Once again, the code above only differs from the chain code in the formulas we passed the `...`

argument of the `dagify()`

function. This time, the formulas we passed told the `dagify()`

function that “y is caused by x” (`y ~ x`

) and that “y is caused by z” (`y ~ z`

). Everything else remained the same.

With only these three structures – chains, forks, and colliders – we can create sophisticated DAGs with the potential to help us reason about almost any causal question we may want to ask. However, before we can use our DAGs, we must understand the rules of d-separation.

## 44.6 d-Separation Rules

Now that we understand the basic structures that make up DAGs, we can use the rules of d-separation to estimate average causal effects from DAGs when all assumptions are met. How do we do that? Well, the DAG will forms a model of the process that generate our study data. Again, a model is just simplified representation of some real-world entity or process. So, if we believe that our DAG is “close enough” to accurately representing how conditions in the real world work together to create our outcome of interest, then our DAG tells us how values for our outcome of interest are determined in the real-world. It also tells us which variables in our analysis to **condition** on to isolate the causal effect of one variable from within the entire system.

There are many ways we can condition on a variable. We can do so through restriction, matching, stratification (including regression analysis), and through weighting methods. Some of these methods were discussed in previous chapters and some will be discussed in subsequent chapters. Why would we want to condition on a variable in our study design and/or analysis? Typically, we condition on variables to deconfound our estimate(s) of effect. We will discuss deconfounding in greater detail in a subsequent chapter. For now, know that conditioning on a variable that appears in our DAG will often impact how we interpret our DAG and any subsequent analysis based on our DAG. And the rules of d-separation will help us with those interpretations. Here they are in their totality.

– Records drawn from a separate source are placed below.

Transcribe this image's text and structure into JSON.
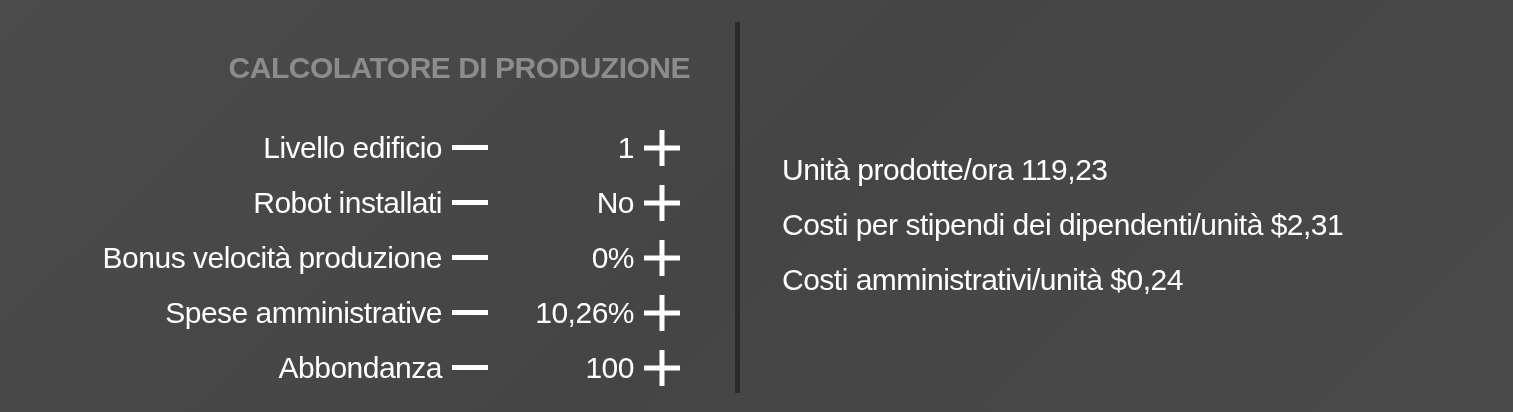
{
  "title": "CALCOLATORE DI PRODUZIONE",
  "inputs": [
    {
      "label": "Livello edificio",
      "value": "1"
    },
    {
      "label": "Robot installati",
      "value": "No"
    },
    {
      "label": "Bonus velocità produzione",
      "value": "0%"
    },
    {
      "label": "Spese amministrative",
      "value": "10,26%"
    },
    {
      "label": "Abbondanza",
      "value": "100"
    }
  ],
  "outputs": [
    "Unità prodotte/ora 119,23",
    "Costi per stipendi dei dipendenti/unità $2,31",
    "Costi amministrativi/unità $0,24"
  ]
}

If there are no variables being conditioned on, a path is blocked if and only if two arrowheads on the path collide at some variable on the path.

Any path that contains a non-collider that has been conditioned on is blocked.

A collider that has been conditioned on does not block a path.

A collider that has a descendant that has been conditioned on does not block a path.

Two variables are D-separated if all paths between them are blocked.

Next, let’s look at each rule in isolation.

### 44.6.1 Rule 1

In the figure above, the first path is open because `y`

is not being conditioned on and `y`

is not a collider. The second path is closed because `y`

is a collider.

### 44.6.2 Rule 2

In the figure above, the first path is open because `y`

is not being conditioned on and `y`

is not a collider. The second path is closed because `y`

is *not* a collider and *is* being conditioned on.

## 44.7 Summary

In this chapter, we learned the basic structures that DAGs are made of. We also learned how to create DAGs with R and `ggdag`

. DAGs are a powerful tool for causal inference because they are simultaneously qualitative causal models (encoding our assumptions and beliefs) and statistical models (encoding mathematical information). We’ve all heard that association/correlation does not equal causation, which is true. But, if we are willing to accept the assumptions baked into the qualitative causal model (the graph picture), and follow the rules of d-separation in our study design and/or analysis, then any statistical associations ARE casual effects. The remaining controversy and uncertainty around DAGs comes from the “if you are willing to accept the assumptions” part of that last sentence. The assumptions are not always reasonable and often can’t be directly tested; however, even in the absence of complete certainty, DAGs have shown themselves to be a useful tool in epidemiology over and over.

### References

*Causal Inference in Statistics: A Primer*. John Wiley & Sons Ltd; 2016.